▶ _TASK TO CARRY OUT_
List each line of the data that holds the word "name".

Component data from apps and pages
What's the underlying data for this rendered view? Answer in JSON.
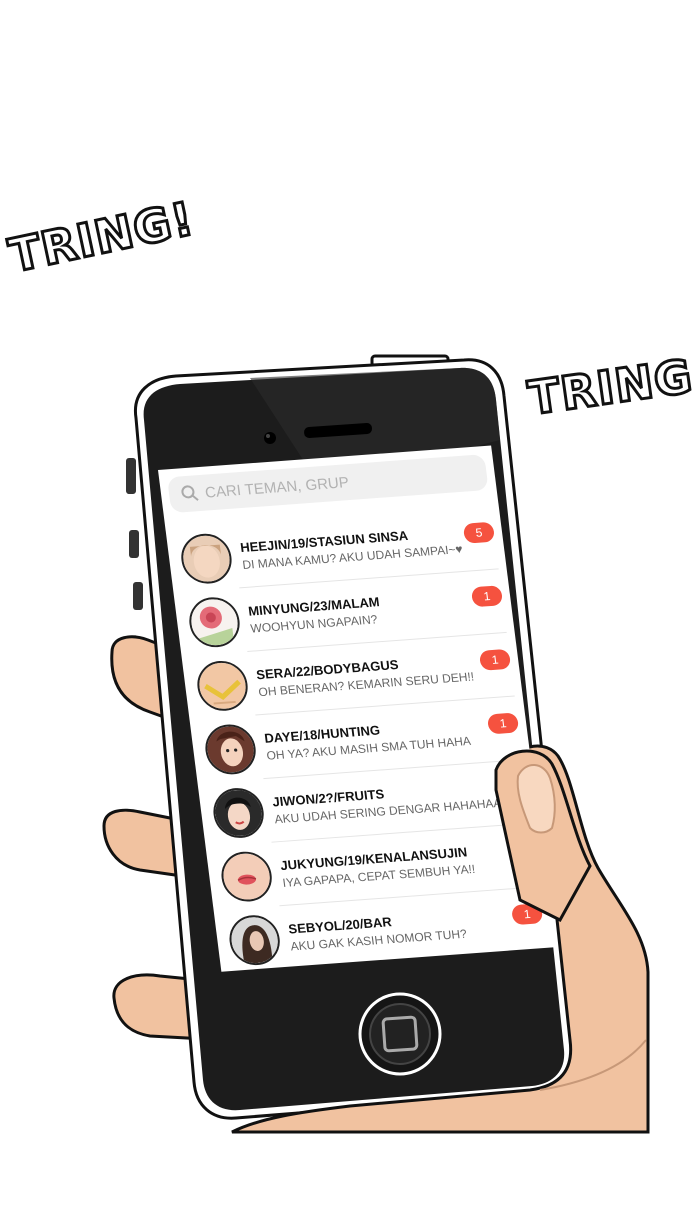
{
  "sfx": [
    "TRING!",
    "TRING"
  ],
  "search": {
    "placeholder": "CARI TEMAN, GRUP"
  },
  "chats": [
    {
      "name": "HEEJIN/19/STASIUN SINSA",
      "message": "DI MANA KAMU? AKU UDAH SAMPAI~♥",
      "unread": "5"
    },
    {
      "name": "MINYUNG/23/MALAM",
      "message": "WOOHYUN NGAPAIN?",
      "unread": "1"
    },
    {
      "name": "SERA/22/BODYBAGUS",
      "message": "OH BENERAN? KEMARIN SERU DEH!!",
      "unread": "1"
    },
    {
      "name": "DAYE/18/HUNTING",
      "message": "OH YA? AKU MASIH SMA TUH HAHA",
      "unread": "1"
    },
    {
      "name": "JIWON/2?/FRUITS",
      "message": "AKU UDAH SERING DENGAR HAHAHAA",
      "unread": ""
    },
    {
      "name": "JUKYUNG/19/KENALANSUJIN",
      "message": "IYA GAPAPA, CEPAT SEMBUH YA!!",
      "unread": ""
    },
    {
      "name": "SEBYOL/20/BAR",
      "message": "AKU GAK KASIH NOMOR TUH?",
      "unread": "1"
    }
  ],
  "colors": {
    "badge": "#f5523f",
    "skin": "#f1c2a0",
    "phone": "#1c1c1c"
  },
  "icons": {
    "search": "search-icon",
    "home": "home-button-icon"
  }
}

▶ _EXERCISE OUTPUT_
      "name": "HEEJIN/19/STASIUN SINSA",
      "name": "MINYUNG/23/MALAM",
      "name": "SERA/22/BODYBAGUS",
      "name": "DAYE/18/HUNTING",
      "name": "JIWON/2?/FRUITS",
      "name": "JUKYUNG/19/KENALANSUJIN",
      "name": "SEBYOL/20/BAR",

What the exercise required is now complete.